The King’s Singers and Sweet Honey in the Rock are two globetrotting, Grammy Award-winning vocal groups. Both are known for their a cappella virtuosity, longevity, educational workshops, embrace of church music and collaborations with other performance and multimedia artists. And both are making Sacramento-area appearances this weekend.
Tonight, the King’s Singers will serenade audience members at the Mondavi Center for the Performing Arts in Davis with a cappella valentines from their “2013 Great American Songbook” release. The relentlessly congenial group pared a list of 3,000 tracks down to 17 by the likes of George Gershwin, Cole Porter, Irving Berlin and Etta James.
“It was a tough decision,” said countertenor Tim Wayne-Wright by phone. “But with lots of brainstorming we knew the ones that were going to appeal instantly to the audience. There were some like ‘My Funny Valentine’ and ‘The Lady Is a Tramp’ that are such classic, classic tunes that we couldn’t miss them.”
The two-CD “2013 Great American Songbook” features one CD with vocal arrangements by Alexander L’Estrange and another of swing-orchestra performances with the South Jutland Symphony Orchestra.
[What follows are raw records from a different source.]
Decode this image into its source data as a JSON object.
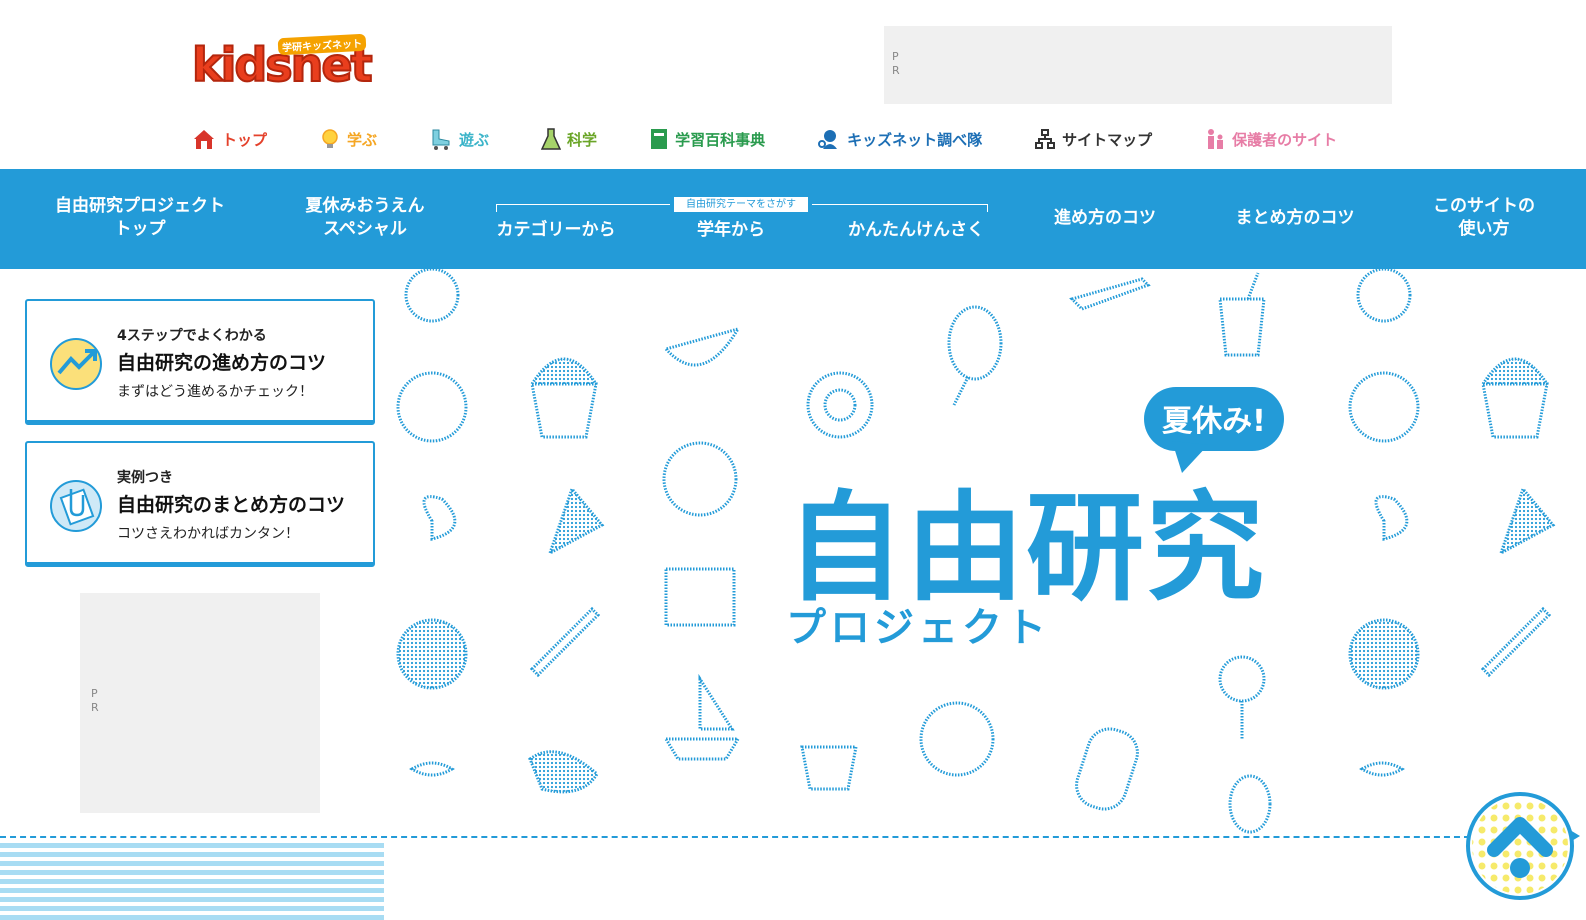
{
  "header": {
    "logo_text": "kidsnet",
    "logo_sub": "学研キッズネット",
    "pr_label": "PR"
  },
  "topnav": [
    {
      "label": "トップ",
      "color": "#e4412b",
      "icon": "house-icon"
    },
    {
      "label": "学ぶ",
      "color": "#f5a623",
      "icon": "lightbulb-icon"
    },
    {
      "label": "遊ぶ",
      "color": "#3bb4c9",
      "icon": "roller-skate-icon"
    },
    {
      "label": "科学",
      "color": "#6aa527",
      "icon": "flask-icon"
    },
    {
      "label": "学習百科事典",
      "color": "#2a9b4e",
      "icon": "book-icon"
    },
    {
      "label": "キッズネット調べ隊",
      "color": "#1d6fb5",
      "icon": "detective-icon"
    },
    {
      "label": "サイトマップ",
      "color": "#333333",
      "icon": "sitemap-icon"
    },
    {
      "label": "保護者のサイト",
      "color": "#e77da6",
      "icon": "family-icon"
    }
  ],
  "bluenav": {
    "project_top": [
      "自由研究プロジェクト",
      "トップ"
    ],
    "summer_special": [
      "夏休みおうえん",
      "スペシャル"
    ],
    "theme_label": "自由研究テーマをさがす",
    "by_category": "カテゴリーから",
    "by_grade": "学年から",
    "easy_search": "かんたんけんさく",
    "tips_progress": "進め方のコツ",
    "tips_summary": "まとめ方のコツ",
    "how_to_use": [
      "このサイトの",
      "使い方"
    ]
  },
  "hero": {
    "bubble": "夏休み!",
    "title": "自由研究",
    "subtitle": "プロジェクト"
  },
  "cards": [
    {
      "kicker": "4ステップでよくわかる",
      "title": "自由研究の進め方のコツ",
      "sub": "まずはどう進めるかチェック！"
    },
    {
      "kicker": "実例つき",
      "title": "自由研究のまとめ方のコツ",
      "sub": "コツさえわかればカンタン！"
    }
  ],
  "sidebar_pr": "PR",
  "colors": {
    "brand_blue": "#239bd8",
    "stripe_blue": "#a8dcf3",
    "logo_red": "#e93e1d"
  }
}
This all-male sextet took its name from King’s College of Our Lady and St. Nicholas in Cambridge, where the original 1968 British members were choral scholars. Nearly 30 vocalists have performed as a group member on their 150-plus recordings, but the group’s pioneering, trademark blend has remained the same: two countertenors, one tenor, two baritones and a bass.
The Singers’ sound is a marvel of near-clinical articulation, metronomic timing and ethereal intonation. Their massive catalog ranges from sacred to secular, and classical to contemporary. And the ensemble is just as comfortable with Renaissance polyphony as with Tin Pan Alley hits.
“We talk about the King’s Singers color of song,” said Wayne-Wright. “It’s a term we use. We have like a palette of colors that we use, sometimes harsh tones, sometimes very breathy, close harmony sounds, and that’s what keeps the audience interested through a two-hour show.”
This is the first Singers configuration to include a non-British member. Wayne-Wright, David Hurley, Paul Phoenix, Christopher Gabbitas and Jonathan Howard are joined by New Zealander Christopher Bruerton. “We’ve all gone through the whole cathedral tradition,” said Wayne-Wright, “and Christchurch, where Chris is from, is based upon Cambridge, ironically. I think that’s why when he speaks it’s very clearly a Kiwi voice but when he sings he sounds exactly the same as us.”
Saturday night, Sweet Honey in the Rock’s show at the Center for the Arts in Grass Valley will focus on selections from its 23rd CD, “A Tribute – Live! Jazz at Lincoln Center.” The material salutes Odetta, Miriam Makeba, Nina Simone and other ladies of song. And bassist Parker McAllister will accompany the quartet as it complements the performance with hand percussion and stories.
This four-part harmony, all-female African American group includes original members Carol Maillard and Louise Robinson, and Aisha Kahlil and Nitanju Bolade Casel. Shirley Childress has been Sweet Honey’s onstage American Sign Language interpreter since 1981.
Sweet Honey formed in 1973 as a side project of members of a Washington, D.C., theater company. Its name was derived from a song based on Psalm 81:16 (“… and with honey out of the rock should I have satisfied thee.”). The group expanded, contracted and recorded for 40 years without a Top 40 hit. This year’s “Forty and Fierce” tour is partially funded by crowd-sourcing through an Indiegogo campaign that raised nearly $20,000.
The group’s sound is earthy, soulful, sometimes sweet and sometimes gritty. And its members are just as formidable social and civil rights activists as they are torchbearers of blues, jazz, African, gospel, R&B and children’s music.
“Music gives people the voice to feel that they have a way to express what they are feeling and what they are needing,” Maillard said via phone. “As African Americans we used music to move us out of the misery of slavery and to give us a sense of hope and galvanize us.”
Also galvanizing has been the group’s ability to connect with widening audiences over its decades-long run.
“One of the things that the group has evolved into,” Maillard said, “is a group that speaks to the needs of different communities worldwide. I want people to really feel like they’re valued, and that their needs are heard, and some of the things we sing about address something that they might have gone through or they’ve been thinking about politically, socially, emotionally, love-wise …
“We give rhythm,” Maillard added. “We give music, melody, and message. We want people to feel like they really connect with Sweet Honey and we’ve done our best to connect with them.”